**WHAT YOU HAVE TO DO:** Return only those lines of the listing in which "Браслеты" appears.

**AVAILABLE DATA:**
################

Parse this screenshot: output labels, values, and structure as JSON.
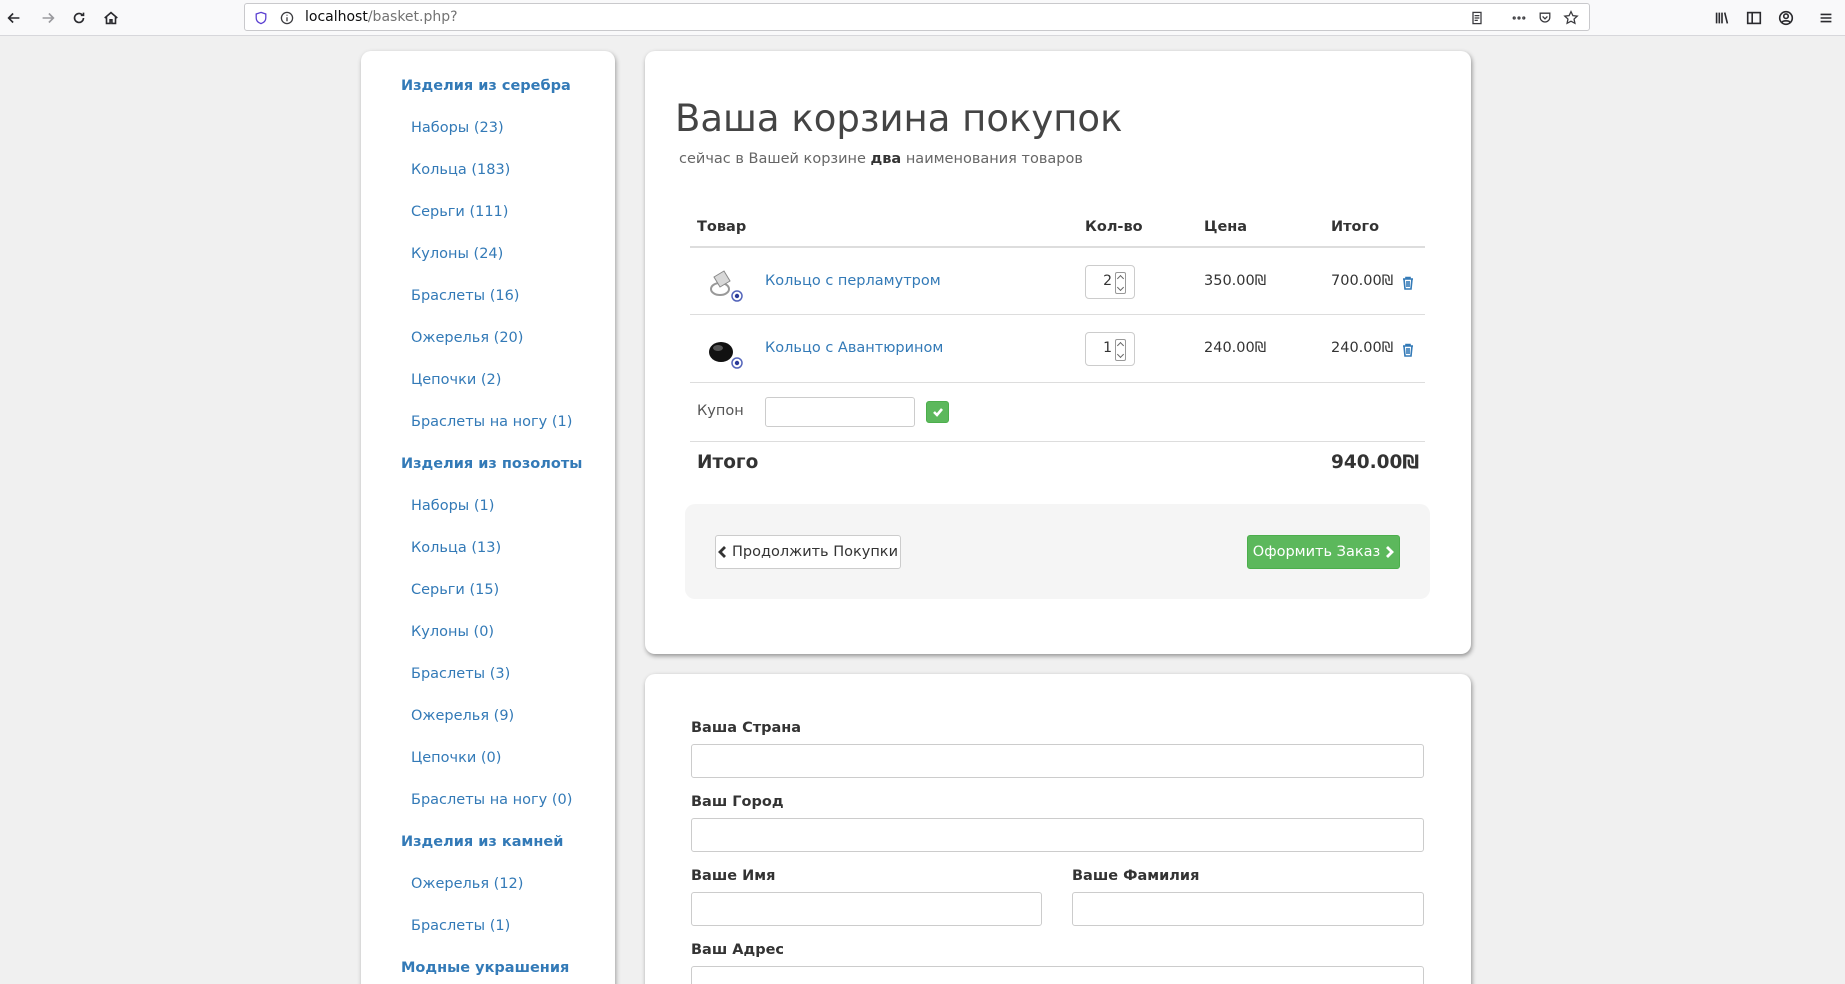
{
  "browser": {
    "url_host": "localhost",
    "url_path": "/basket.php?"
  },
  "sidebar": {
    "groups": [
      {
        "title": "Изделия из серебра",
        "items": [
          "Наборы (23)",
          "Кольца (183)",
          "Серьги (111)",
          "Кулоны (24)",
          "Браслеты (16)",
          "Ожерелья (20)",
          "Цепочки (2)",
          "Браслеты на ногу (1)"
        ]
      },
      {
        "title": "Изделия из позолоты",
        "items": [
          "Наборы (1)",
          "Кольца (13)",
          "Серьги (15)",
          "Кулоны (0)",
          "Браслеты (3)",
          "Ожерелья (9)",
          "Цепочки (0)",
          "Браслеты на ногу (0)"
        ]
      },
      {
        "title": "Изделия из камней",
        "items": [
          "Ожерелья (12)",
          "Браслеты (1)"
        ]
      },
      {
        "title": "Модные украшения",
        "items": []
      }
    ]
  },
  "basket": {
    "title": "Ваша корзина покупок",
    "subtitle_before": "сейчас в Вашей корзине ",
    "subtitle_bold": "два",
    "subtitle_after": " наименования товаров",
    "headers": {
      "product": "Товар",
      "qty": "Кол-во",
      "price": "Цена",
      "total": "Итого"
    },
    "rows": [
      {
        "name": "Кольцо с перламутром",
        "qty": "2",
        "price": "350.00₪",
        "total": "700.00₪"
      },
      {
        "name": "Кольцо с Авантюрином",
        "qty": "1",
        "price": "240.00₪",
        "total": "240.00₪"
      }
    ],
    "coupon_label": "Купон",
    "sum_label": "Итого",
    "sum_value": "940.00₪",
    "continue_label": "Продолжить Покупки",
    "order_label": "Оформить Заказ"
  },
  "form": {
    "country_label": "Ваша Страна",
    "city_label": "Ваш Город",
    "first_name_label": "Ваше Имя",
    "last_name_label": "Ваше Фамилия",
    "address_label": "Ваш Адрес"
  }
}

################

**RESPONSE:**
          "Браслеты (16)",
          "Браслеты на ногу (1)"
          "Браслеты (3)",
          "Браслеты на ногу (0)"
          "Браслеты (1)"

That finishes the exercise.